Suarez encountered a barren run of form in goal-scoring terms during November as he failed to score in any of the four games, though performances in general were still pleasing. Luis’ skill and movement made him a real thorn in defenders’ sides and always made him the go-to man for the Reds’ attack.
Six games without a goal came to an end at home to QPR in December, though it looked for a while as though it would be a case of the same old story as Suarez spurned chances to put Liverpool ahead before heading the only goal of the game in the second half, his eighth of the season in all competitions.
Liverpool saw out 2011 unbeaten from that point on, but Suarez did not score again and missed the final match against Newcastle due to suspension for a post-match incident against Fulham.
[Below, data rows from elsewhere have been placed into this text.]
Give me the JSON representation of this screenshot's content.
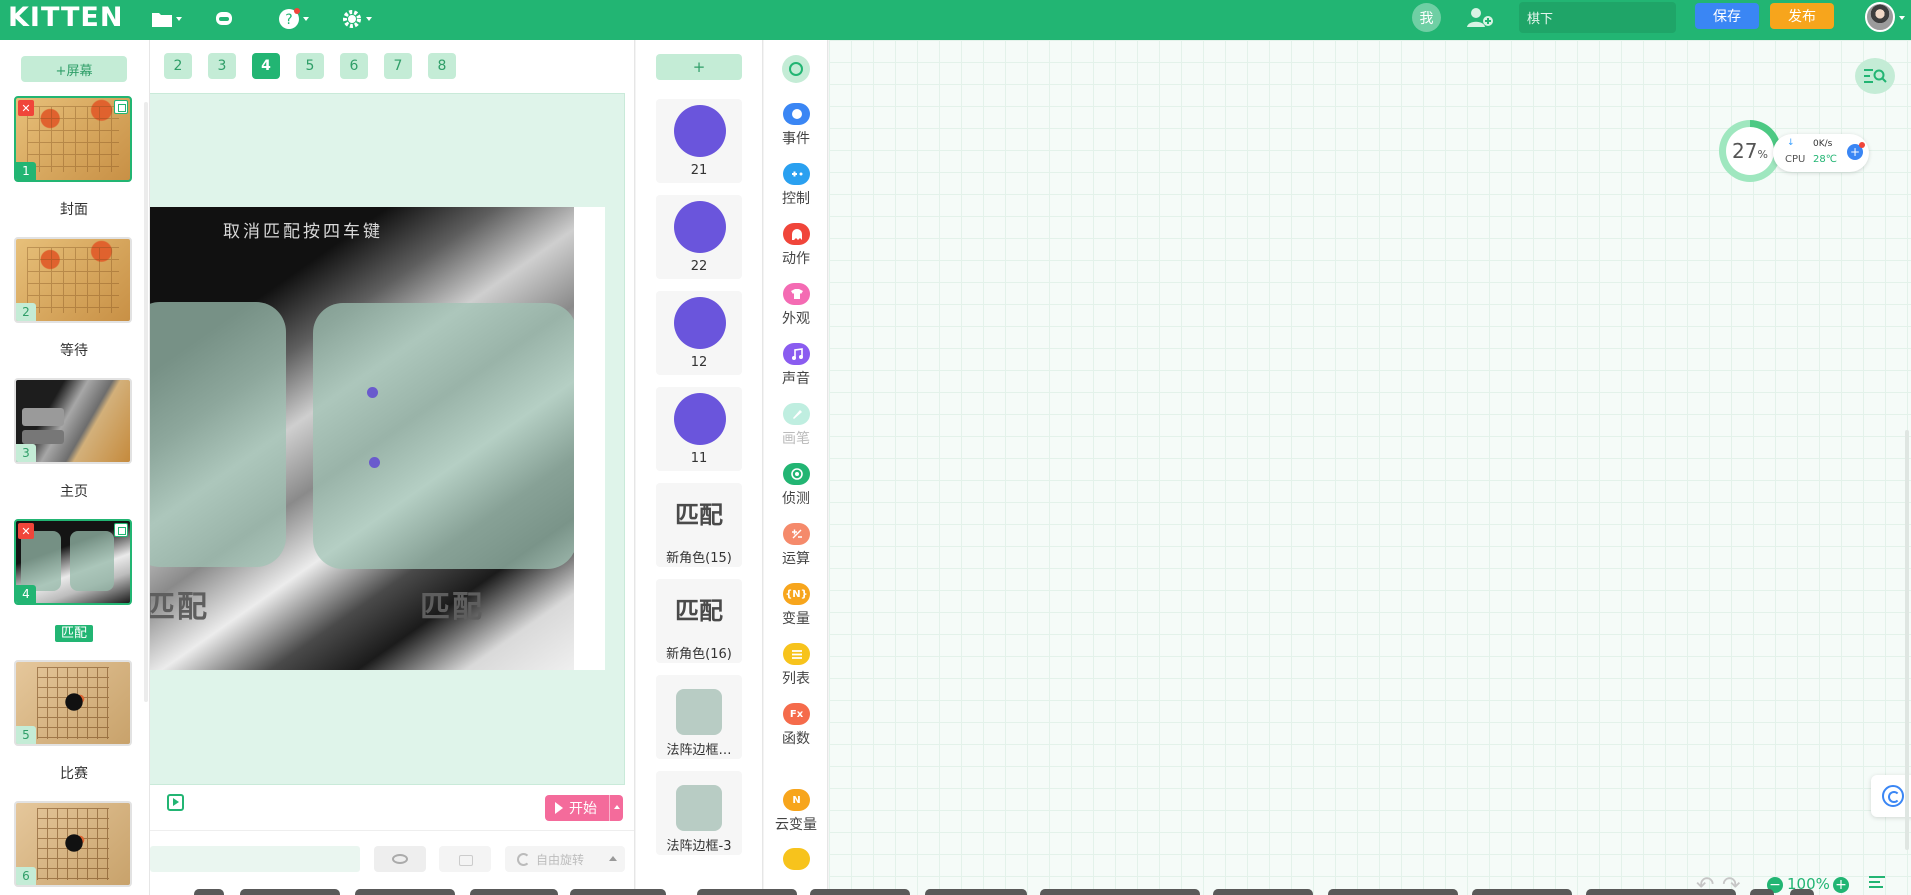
{
  "app": {
    "logo": "KITTEN"
  },
  "topbar": {
    "me_label": "我",
    "project_name": "棋下",
    "save_label": "保存",
    "publish_label": "发布"
  },
  "screens": {
    "add_label": "+屏幕",
    "items": [
      {
        "num": "1",
        "label": "封面"
      },
      {
        "num": "2",
        "label": "等待"
      },
      {
        "num": "3",
        "label": "主页"
      },
      {
        "num": "4",
        "label": "匹配"
      },
      {
        "num": "5",
        "label": "比赛"
      },
      {
        "num": "6",
        "label": ""
      }
    ]
  },
  "stage": {
    "pages": [
      "2",
      "3",
      "4",
      "5",
      "6",
      "7",
      "8"
    ],
    "active_page": "4",
    "image_title": "取消匹配按四车键",
    "match_left": "匹配",
    "match_right": "匹配",
    "start_label": "开始",
    "rotate_label": "自由旋转"
  },
  "roles": {
    "add_label": "+",
    "items": [
      {
        "label": "21"
      },
      {
        "label": "22"
      },
      {
        "label": "12"
      },
      {
        "label": "11"
      },
      {
        "label": "新角色(15)",
        "glyph": "匹配"
      },
      {
        "label": "新角色(16)",
        "glyph": "匹配"
      },
      {
        "label": "法阵边框…"
      },
      {
        "label": "法阵边框-3"
      }
    ],
    "delete_mark": "×"
  },
  "categories": {
    "items": [
      {
        "name": "事件",
        "color": "#3a86f4",
        "icon": "toggle-icon"
      },
      {
        "name": "控制",
        "color": "#2aa0f0",
        "icon": "gamepad-icon"
      },
      {
        "name": "动作",
        "color": "#f0453a",
        "icon": "ghost-icon"
      },
      {
        "name": "外观",
        "color": "#f46bb3",
        "icon": "shirt-icon"
      },
      {
        "name": "声音",
        "color": "#8a5cf0",
        "icon": "music-icon"
      },
      {
        "name": "画笔",
        "color": "#bfeee0",
        "icon": "brush-icon"
      },
      {
        "name": "侦测",
        "color": "#22b573",
        "icon": "target-icon"
      },
      {
        "name": "运算",
        "color": "#f58a6b",
        "icon": "calc-icon"
      },
      {
        "name": "变量",
        "color": "#f7a51c",
        "icon": "variable-icon"
      },
      {
        "name": "列表",
        "color": "#f7c31c",
        "icon": "list-icon"
      },
      {
        "name": "函数",
        "color": "#f56b4b",
        "icon": "function-icon"
      },
      {
        "name": "云变量",
        "color": "#f7a51c",
        "icon": "cloud-variable-icon"
      }
    ],
    "icon_text": {
      "variable": "{N}",
      "function": "Fx",
      "cloud": "N"
    }
  },
  "workspace": {
    "monitor": {
      "percent": "27",
      "percent_unit": "%",
      "net": "0K/s",
      "cpu_label": "CPU",
      "temp": "28℃"
    },
    "zoom": "100%"
  }
}
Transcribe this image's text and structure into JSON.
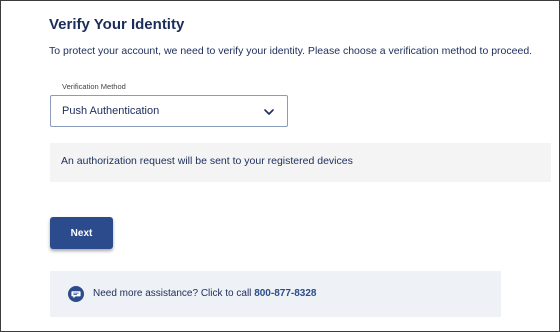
{
  "page": {
    "title": "Verify Your Identity",
    "intro": "To protect your account, we need to verify your identity. Please choose a verification method to proceed."
  },
  "verification": {
    "field_label": "Verification Method",
    "selected_method": "Push Authentication",
    "info_message": "An authorization request will be sent to your registered devices"
  },
  "actions": {
    "next_label": "Next"
  },
  "assistance": {
    "text": "Need more assistance? Click to call ",
    "phone": "800-877-8328"
  },
  "icons": {
    "dropdown": "chevron-down-icon",
    "assistance": "chat-bubble-icon"
  },
  "colors": {
    "primary_text": "#1c2d5a",
    "button_bg": "#2b4b8c",
    "info_bg": "#f4f4f4",
    "assist_bg": "#eef1f5"
  }
}
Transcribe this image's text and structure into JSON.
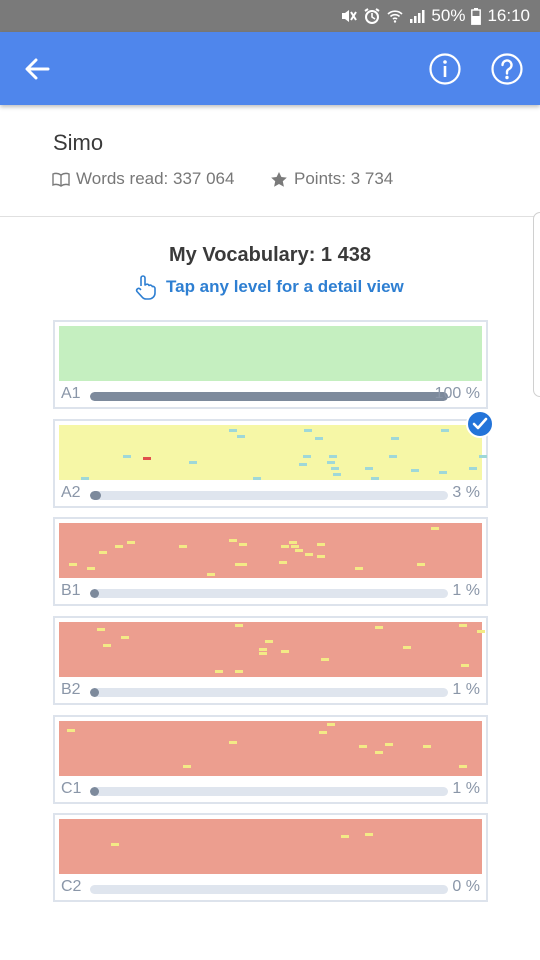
{
  "status_bar": {
    "battery_text": "50%",
    "time": "16:10",
    "icons": [
      "mute-vibrate-icon",
      "alarm-icon",
      "wifi-icon",
      "signal-icon",
      "battery-icon"
    ]
  },
  "app_bar": {
    "color": "#4f86ec",
    "icons": [
      "back-arrow-icon",
      "info-icon",
      "help-icon"
    ]
  },
  "profile": {
    "name": "Simo",
    "words_read": "Words read: 337 064",
    "points": "Points: 3 734",
    "icons": [
      "book-icon",
      "star-icon"
    ]
  },
  "vocabulary": {
    "title": "My Vocabulary: 1 438",
    "hint": "Tap any level for a detail view",
    "hint_icon": "tap-hand-icon"
  },
  "levels": [
    {
      "label": "A1",
      "percent": "100 %",
      "progress": 1.0,
      "color": "#c5efc0",
      "selected": false
    },
    {
      "label": "A2",
      "percent": "3 %",
      "progress": 0.03,
      "color": "#f6f7a6",
      "selected": true
    },
    {
      "label": "B1",
      "percent": "1 %",
      "progress": 0.01,
      "color": "#ec9e8f",
      "selected": false
    },
    {
      "label": "B2",
      "percent": "1 %",
      "progress": 0.01,
      "color": "#ec9e8f",
      "selected": false
    },
    {
      "label": "C1",
      "percent": "1 %",
      "progress": 0.01,
      "color": "#ec9e8f",
      "selected": false
    },
    {
      "label": "C2",
      "percent": "0 %",
      "progress": 0.0,
      "color": "#ec9e8f",
      "selected": false
    }
  ]
}
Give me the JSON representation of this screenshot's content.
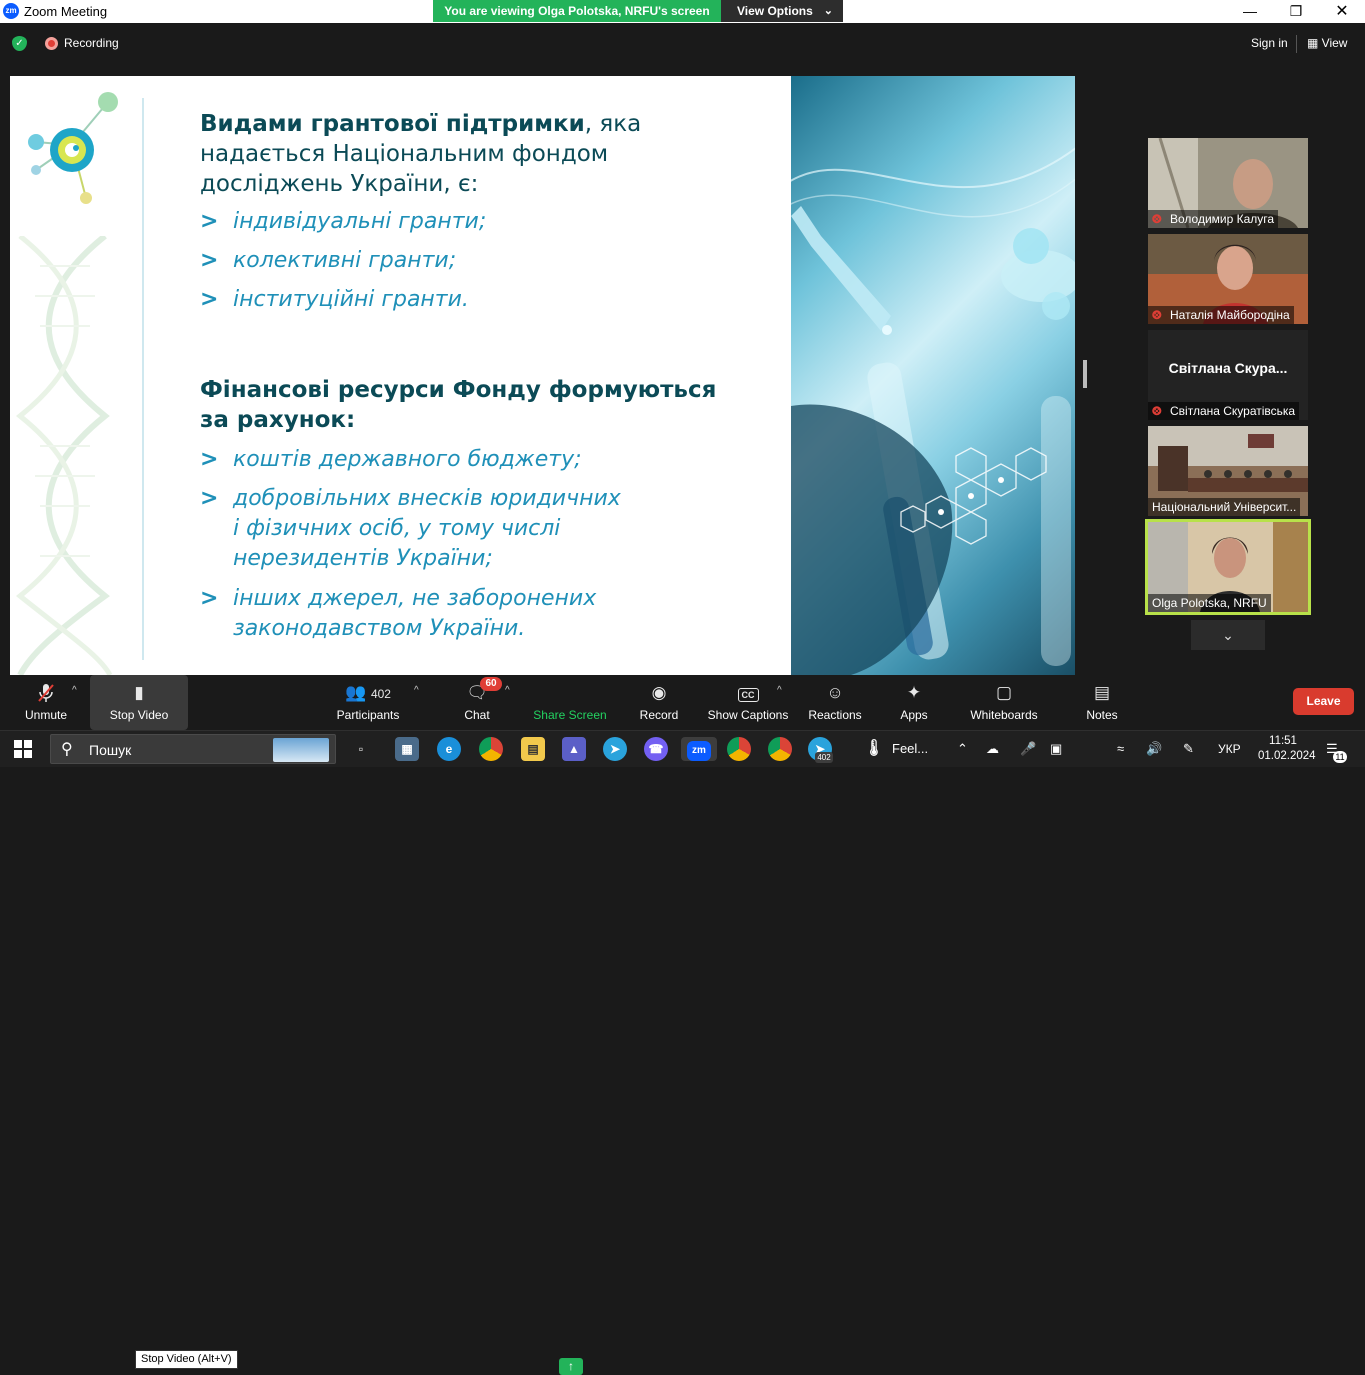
{
  "window": {
    "app_logo": "zm",
    "title": "Zoom Meeting",
    "controls": [
      "minimize-icon",
      "maximize-icon",
      "close-icon"
    ]
  },
  "share_banner": {
    "message": "You are viewing Olga Polotska, NRFU's screen",
    "options_label": "View Options"
  },
  "topbar": {
    "recording_label": "Recording",
    "signin_label": "Sign in",
    "view_label": "View"
  },
  "slide": {
    "heading1_bold": "Видами грантової підтримки",
    "heading1_rest": ", яка",
    "heading1_line2": "надається Національним фондом",
    "heading1_line3": "досліджень України, є:",
    "bullets1": [
      "індивідуальні гранти;",
      "колективні гранти;",
      "інституційні гранти."
    ],
    "heading2_line1": "Фінансові ресурси Фонду формуються",
    "heading2_line2": "за рахунок:",
    "bullets2": [
      {
        "lines": [
          "коштів державного бюджету;"
        ]
      },
      {
        "lines": [
          "добровільних внесків юридичних",
          "і фізичних осіб, у тому числі",
          "нерезидентів України;"
        ]
      },
      {
        "lines": [
          "інших джерел, не заборонених",
          "законодавством України."
        ]
      }
    ],
    "bullet_marker": ">",
    "accent_color": "#1f90b8",
    "heading_color": "#0b4a56"
  },
  "participants": [
    {
      "name": "Володимир Калуга",
      "muted": true,
      "video": true
    },
    {
      "name": "Наталія Майбородіна",
      "muted": true,
      "video": true
    },
    {
      "name": "Світлана Скуратівська",
      "display_name": "Світлана  Скура...",
      "muted": true,
      "video": false
    },
    {
      "name": "Національний Університ...",
      "muted": false,
      "video": true
    },
    {
      "name": "Olga Polotska, NRFU",
      "muted": false,
      "video": true,
      "active_speaker": true
    }
  ],
  "toolbar": {
    "unmute": "Unmute",
    "stop_video": "Stop Video",
    "stop_video_tooltip": "Stop Video (Alt+V)",
    "participants_count": "402",
    "participants": "Participants",
    "chat": "Chat",
    "chat_badge": "60",
    "share_screen": "Share Screen",
    "record": "Record",
    "show_captions": "Show Captions",
    "reactions": "Reactions",
    "apps": "Apps",
    "whiteboards": "Whiteboards",
    "notes": "Notes",
    "leave": "Leave"
  },
  "taskbar": {
    "search_label": "Пошук",
    "weather_label": "Feel...",
    "language": "УКР",
    "time": "11:51",
    "date": "01.02.2024",
    "notification_count": "11",
    "telegram_badge": "402",
    "zoom_label": "zm"
  }
}
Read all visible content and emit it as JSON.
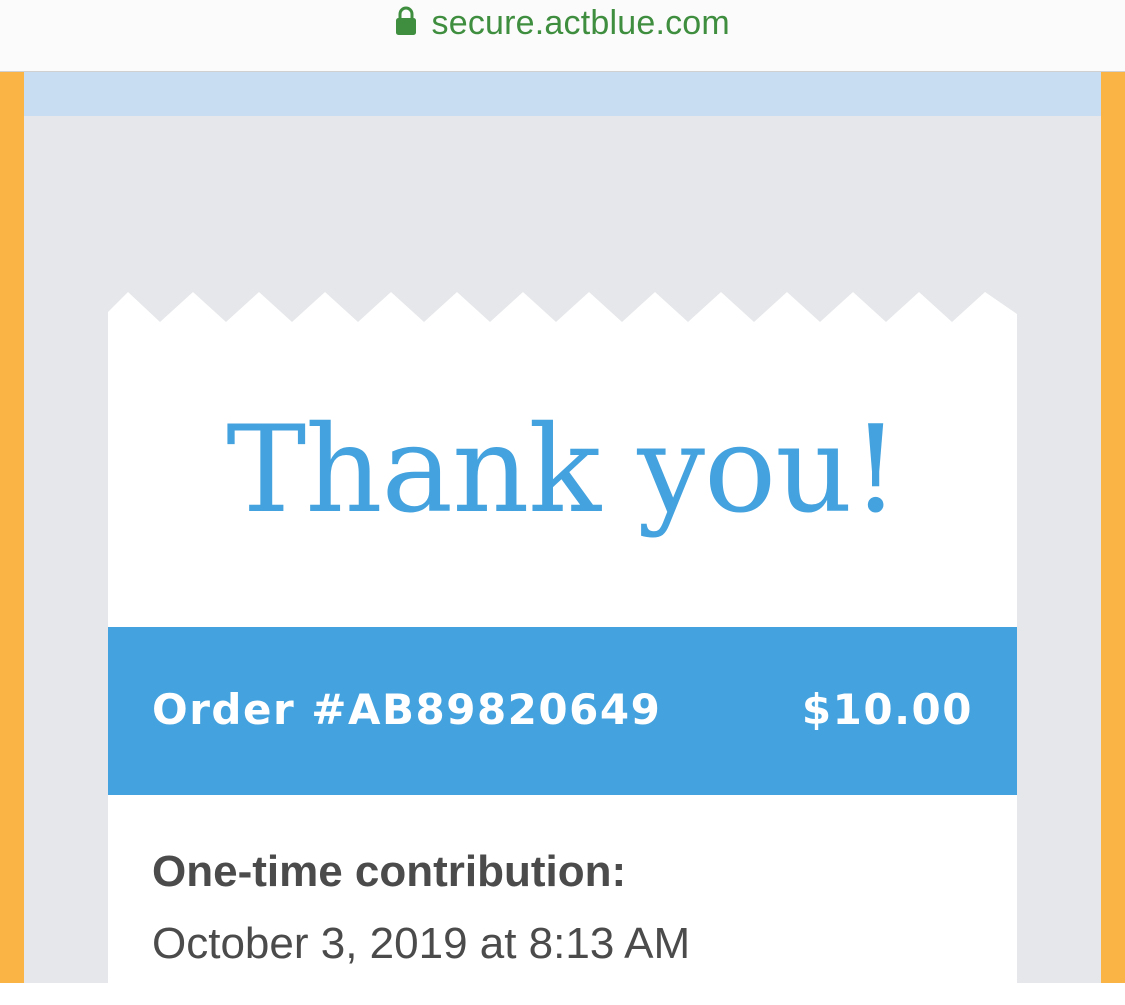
{
  "browser": {
    "url": "secure.actblue.com",
    "lock_icon": "lock-icon",
    "url_color": "#3f8e3f"
  },
  "receipt": {
    "headline": "Thank you!",
    "order_label": "Order #AB89820649",
    "amount": "$10.00",
    "contribution_type": "One-time contribution:",
    "contribution_date": "October 3, 2019 at 8:13 AM"
  },
  "colors": {
    "accent": "#44a2de",
    "frame": "#fab345",
    "background": "#e6e7ea",
    "top_band": "#c8ddf1"
  }
}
Having been served with an eight-match ban and £40,000 fine by the FA’s panel for the incident involving Patrice Evra, prior to the first match of 2012 Suarez and Liverpool decided not to appeal the ‘guilty’ verdict, despite continuing to deny the allegation entirely. As a result, Suarez will play no further part in Liverpool’s season until Feb. 6th at the earliest—which would mark one year and four days since his Reds goalscoring debut.
His current Liverpool records stands at 12 goals in 34 appearances, 0.35 goals per game—half the rate that Torres scored at, though were it not for the six occasions he has struck the woodwork during this term, it could be considerably higher.
Have your say below on who you think was the best during the opening twelve months with Liverpool and why—and don’t forget to vote!